▸ **Goal of the exercise**
Entries follow. Set all of them down as they stand.

(Data about app and page elements)
%%
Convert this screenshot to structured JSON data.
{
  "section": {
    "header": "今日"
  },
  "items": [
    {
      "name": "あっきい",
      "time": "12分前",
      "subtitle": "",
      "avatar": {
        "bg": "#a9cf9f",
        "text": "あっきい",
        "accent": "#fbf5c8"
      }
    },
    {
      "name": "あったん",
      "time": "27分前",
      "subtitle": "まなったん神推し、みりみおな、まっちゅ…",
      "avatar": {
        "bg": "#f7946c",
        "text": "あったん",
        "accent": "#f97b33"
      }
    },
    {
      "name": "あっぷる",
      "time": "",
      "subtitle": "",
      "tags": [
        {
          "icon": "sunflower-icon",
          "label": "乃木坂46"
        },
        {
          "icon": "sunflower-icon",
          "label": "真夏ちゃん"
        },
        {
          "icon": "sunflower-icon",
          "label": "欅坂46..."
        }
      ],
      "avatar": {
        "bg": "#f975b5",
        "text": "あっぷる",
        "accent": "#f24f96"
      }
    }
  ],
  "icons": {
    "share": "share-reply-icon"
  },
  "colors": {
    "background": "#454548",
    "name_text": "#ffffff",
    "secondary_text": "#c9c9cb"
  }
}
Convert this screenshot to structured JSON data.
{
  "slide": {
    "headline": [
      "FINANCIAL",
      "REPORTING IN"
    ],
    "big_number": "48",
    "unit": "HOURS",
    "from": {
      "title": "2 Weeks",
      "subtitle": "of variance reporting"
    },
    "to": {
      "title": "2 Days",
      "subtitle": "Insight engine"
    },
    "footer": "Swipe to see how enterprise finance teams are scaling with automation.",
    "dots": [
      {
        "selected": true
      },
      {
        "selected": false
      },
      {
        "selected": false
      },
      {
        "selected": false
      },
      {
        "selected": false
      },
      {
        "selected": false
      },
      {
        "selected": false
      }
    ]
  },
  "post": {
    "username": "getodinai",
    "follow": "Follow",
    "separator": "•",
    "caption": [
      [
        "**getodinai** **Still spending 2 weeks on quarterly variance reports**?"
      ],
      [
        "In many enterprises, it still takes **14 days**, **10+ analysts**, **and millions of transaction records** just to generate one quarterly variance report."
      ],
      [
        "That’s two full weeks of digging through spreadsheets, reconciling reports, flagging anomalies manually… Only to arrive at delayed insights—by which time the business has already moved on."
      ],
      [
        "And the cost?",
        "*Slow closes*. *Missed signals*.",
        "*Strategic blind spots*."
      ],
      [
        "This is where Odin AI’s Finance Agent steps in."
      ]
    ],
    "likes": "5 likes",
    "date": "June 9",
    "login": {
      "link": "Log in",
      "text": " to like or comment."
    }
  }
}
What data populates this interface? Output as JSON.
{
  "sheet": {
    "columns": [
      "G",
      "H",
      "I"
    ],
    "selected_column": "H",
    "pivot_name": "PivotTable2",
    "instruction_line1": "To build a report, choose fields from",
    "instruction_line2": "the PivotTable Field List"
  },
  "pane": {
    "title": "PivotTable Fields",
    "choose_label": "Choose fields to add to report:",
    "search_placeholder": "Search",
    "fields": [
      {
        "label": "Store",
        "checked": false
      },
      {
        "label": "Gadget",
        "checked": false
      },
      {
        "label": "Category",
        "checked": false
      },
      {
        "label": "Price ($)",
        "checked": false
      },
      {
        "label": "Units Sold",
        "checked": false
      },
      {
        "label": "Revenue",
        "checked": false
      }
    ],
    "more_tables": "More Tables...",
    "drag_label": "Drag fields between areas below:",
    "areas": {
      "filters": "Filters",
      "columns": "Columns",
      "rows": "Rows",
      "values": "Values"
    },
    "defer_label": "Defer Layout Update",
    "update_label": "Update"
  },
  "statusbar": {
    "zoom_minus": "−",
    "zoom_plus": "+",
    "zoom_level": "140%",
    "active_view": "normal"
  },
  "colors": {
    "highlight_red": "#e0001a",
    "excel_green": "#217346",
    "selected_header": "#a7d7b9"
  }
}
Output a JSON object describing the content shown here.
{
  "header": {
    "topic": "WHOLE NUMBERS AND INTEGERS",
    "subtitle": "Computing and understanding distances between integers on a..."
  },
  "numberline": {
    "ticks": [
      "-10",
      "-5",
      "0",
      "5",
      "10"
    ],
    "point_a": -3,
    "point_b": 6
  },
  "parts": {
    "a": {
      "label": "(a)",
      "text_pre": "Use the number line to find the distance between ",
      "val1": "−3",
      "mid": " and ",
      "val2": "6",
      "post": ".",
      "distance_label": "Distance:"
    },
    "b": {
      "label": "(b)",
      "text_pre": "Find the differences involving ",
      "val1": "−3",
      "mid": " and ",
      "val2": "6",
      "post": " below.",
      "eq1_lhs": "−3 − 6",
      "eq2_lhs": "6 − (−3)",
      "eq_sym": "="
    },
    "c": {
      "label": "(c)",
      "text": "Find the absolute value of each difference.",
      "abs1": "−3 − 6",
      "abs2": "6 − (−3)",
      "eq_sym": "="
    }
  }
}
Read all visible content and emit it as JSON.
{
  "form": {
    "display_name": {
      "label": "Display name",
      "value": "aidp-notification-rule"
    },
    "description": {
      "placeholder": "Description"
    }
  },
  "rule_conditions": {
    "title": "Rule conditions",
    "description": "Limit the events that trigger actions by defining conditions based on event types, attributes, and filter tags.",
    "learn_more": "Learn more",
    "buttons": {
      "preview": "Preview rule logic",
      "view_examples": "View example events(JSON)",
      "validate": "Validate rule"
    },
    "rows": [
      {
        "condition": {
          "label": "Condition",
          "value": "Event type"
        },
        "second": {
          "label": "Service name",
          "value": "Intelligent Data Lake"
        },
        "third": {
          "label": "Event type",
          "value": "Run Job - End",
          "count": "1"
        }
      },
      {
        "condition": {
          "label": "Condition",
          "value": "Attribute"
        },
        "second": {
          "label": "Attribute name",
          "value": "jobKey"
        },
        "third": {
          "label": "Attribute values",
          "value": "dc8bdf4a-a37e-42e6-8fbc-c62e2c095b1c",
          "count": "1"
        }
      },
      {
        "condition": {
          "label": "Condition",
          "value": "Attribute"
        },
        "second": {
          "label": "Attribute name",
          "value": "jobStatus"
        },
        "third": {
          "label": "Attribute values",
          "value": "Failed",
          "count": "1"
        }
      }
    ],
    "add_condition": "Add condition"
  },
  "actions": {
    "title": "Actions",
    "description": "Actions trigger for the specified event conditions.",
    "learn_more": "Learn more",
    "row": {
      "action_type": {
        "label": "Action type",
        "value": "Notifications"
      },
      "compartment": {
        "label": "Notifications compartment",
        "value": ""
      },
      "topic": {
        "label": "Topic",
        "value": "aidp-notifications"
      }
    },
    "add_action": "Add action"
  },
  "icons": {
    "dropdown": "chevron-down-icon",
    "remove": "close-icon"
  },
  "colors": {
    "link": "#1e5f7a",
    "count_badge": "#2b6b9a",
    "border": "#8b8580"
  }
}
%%
▸ **Exercise response**
Convert this screenshot to structured JSON data.
{
  "section": {
    "header": "今日"
  },
  "items": [
    {
      "name": "あっきい",
      "time": "12分前",
      "subtitle": "",
      "avatar": {
        "bg": "#a9cf9f",
        "text": "あっきい",
        "accent": "#fbf5c8"
      }
    },
    {
      "name": "あったん",
      "time": "27分前",
      "subtitle": "まなったん神推し、みりみおな、まっちゅ…",
      "avatar": {
        "bg": "#f7946c",
        "text": "あったん",
        "accent": "#f97b33"
      }
    },
    {
      "name": "あっぷる",
      "time": "",
      "subtitle": "",
      "tags": [
        {
          "icon": "sunflower-icon",
          "label": "乃木坂46"
        },
        {
          "icon": "sunflower-icon",
          "label": "真夏ちゃん"
        },
        {
          "icon": "sunflower-icon",
          "label": "欅坂46..."
        }
      ],
      "avatar": {
        "bg": "#f975b5",
        "text": "あっぷる",
        "accent": "#f24f96"
      }
    }
  ],
  "icons": {
    "share": "share-reply-icon"
  },
  "colors": {
    "background": "#454548",
    "name_text": "#ffffff",
    "secondary_text": "#c9c9cb"
  }
}
Convert this screenshot to structured JSON data.
{
  "slide": {
    "headline": [
      "FINANCIAL",
      "REPORTING IN"
    ],
    "big_number": "48",
    "unit": "HOURS",
    "from": {
      "title": "2 Weeks",
      "subtitle": "of variance reporting"
    },
    "to": {
      "title": "2 Days",
      "subtitle": "Insight engine"
    },
    "footer": "Swipe to see how enterprise finance teams are scaling with automation.",
    "dots": [
      {
        "selected": true
      },
      {
        "selected": false
      },
      {
        "selected": false
      },
      {
        "selected": false
      },
      {
        "selected": false
      },
      {
        "selected": false
      },
      {
        "selected": false
      }
    ]
  },
  "post": {
    "username": "getodinai",
    "follow": "Follow",
    "separator": "•",
    "caption": [
      [
        "**getodinai** **Still spending 2 weeks on quarterly variance reports**?"
      ],
      [
        "In many enterprises, it still takes **14 days**, **10+ analysts**, **and millions of transaction records** just to generate one quarterly variance report."
      ],
      [
        "That’s two full weeks of digging through spreadsheets, reconciling reports, flagging anomalies manually… Only to arrive at delayed insights—by which time the business has already moved on."
      ],
      [
        "And the cost?",
        "*Slow closes*. *Missed signals*.",
        "*Strategic blind spots*."
      ],
      [
        "This is where Odin AI’s Finance Agent steps in."
      ]
    ],
    "likes": "5 likes",
    "date": "June 9",
    "login": {
      "link": "Log in",
      "text": " to like or comment."
    }
  }
}
What data populates this interface? Output as JSON.
{
  "sheet": {
    "columns": [
      "G",
      "H",
      "I"
    ],
    "selected_column": "H",
    "pivot_name": "PivotTable2",
    "instruction_line1": "To build a report, choose fields from",
    "instruction_line2": "the PivotTable Field List"
  },
  "pane": {
    "title": "PivotTable Fields",
    "choose_label": "Choose fields to add to report:",
    "search_placeholder": "Search",
    "fields": [
      {
        "label": "Store",
        "checked": false
      },
      {
        "label": "Gadget",
        "checked": false
      },
      {
        "label": "Category",
        "checked": false
      },
      {
        "label": "Price ($)",
        "checked": false
      },
      {
        "label": "Units Sold",
        "checked": false
      },
      {
        "label": "Revenue",
        "checked": false
      }
    ],
    "more_tables": "More Tables...",
    "drag_label": "Drag fields between areas below:",
    "areas": {
      "filters": "Filters",
      "columns": "Columns",
      "rows": "Rows",
      "values": "Values"
    },
    "defer_label": "Defer Layout Update",
    "update_label": "Update"
  },
  "statusbar": {
    "zoom_minus": "−",
    "zoom_plus": "+",
    "zoom_level": "140%",
    "active_view": "normal"
  },
  "colors": {
    "highlight_red": "#e0001a",
    "excel_green": "#217346",
    "selected_header": "#a7d7b9"
  }
}
Output a JSON object describing the content shown here.
{
  "header": {
    "topic": "WHOLE NUMBERS AND INTEGERS",
    "subtitle": "Computing and understanding distances between integers on a..."
  },
  "numberline": {
    "ticks": [
      "-10",
      "-5",
      "0",
      "5",
      "10"
    ],
    "point_a": -3,
    "point_b": 6
  },
  "parts": {
    "a": {
      "label": "(a)",
      "text_pre": "Use the number line to find the distance between ",
      "val1": "−3",
      "mid": " and ",
      "val2": "6",
      "post": ".",
      "distance_label": "Distance:"
    },
    "b": {
      "label": "(b)",
      "text_pre": "Find the differences involving ",
      "val1": "−3",
      "mid": " and ",
      "val2": "6",
      "post": " below.",
      "eq1_lhs": "−3 − 6",
      "eq2_lhs": "6 − (−3)",
      "eq_sym": "="
    },
    "c": {
      "label": "(c)",
      "text": "Find the absolute value of each difference.",
      "abs1": "−3 − 6",
      "abs2": "6 − (−3)",
      "eq_sym": "="
    }
  }
}
Read all visible content and emit it as JSON.
{
  "form": {
    "display_name": {
      "label": "Display name",
      "value": "aidp-notification-rule"
    },
    "description": {
      "placeholder": "Description"
    }
  },
  "rule_conditions": {
    "title": "Rule conditions",
    "description": "Limit the events that trigger actions by defining conditions based on event types, attributes, and filter tags.",
    "learn_more": "Learn more",
    "buttons": {
      "preview": "Preview rule logic",
      "view_examples": "View example events(JSON)",
      "validate": "Validate rule"
    },
    "rows": [
      {
        "condition": {
          "label": "Condition",
          "value": "Event type"
        },
        "second": {
          "label": "Service name",
          "value": "Intelligent Data Lake"
        },
        "third": {
          "label": "Event type",
          "value": "Run Job - End",
          "count": "1"
        }
      },
      {
        "condition": {
          "label": "Condition",
          "value": "Attribute"
        },
        "second": {
          "label": "Attribute name",
          "value": "jobKey"
        },
        "third": {
          "label": "Attribute values",
          "value": "dc8bdf4a-a37e-42e6-8fbc-c62e2c095b1c",
          "count": "1"
        }
      },
      {
        "condition": {
          "label": "Condition",
          "value": "Attribute"
        },
        "second": {
          "label": "Attribute name",
          "value": "jobStatus"
        },
        "third": {
          "label": "Attribute values",
          "value": "Failed",
          "count": "1"
        }
      }
    ],
    "add_condition": "Add condition"
  },
  "actions": {
    "title": "Actions",
    "description": "Actions trigger for the specified event conditions.",
    "learn_more": "Learn more",
    "row": {
      "action_type": {
        "label": "Action type",
        "value": "Notifications"
      },
      "compartment": {
        "label": "Notifications compartment",
        "value": ""
      },
      "topic": {
        "label": "Topic",
        "value": "aidp-notifications"
      }
    },
    "add_action": "Add action"
  },
  "icons": {
    "dropdown": "chevron-down-icon",
    "remove": "close-icon"
  },
  "colors": {
    "link": "#1e5f7a",
    "count_badge": "#2b6b9a",
    "border": "#8b8580"
  }
}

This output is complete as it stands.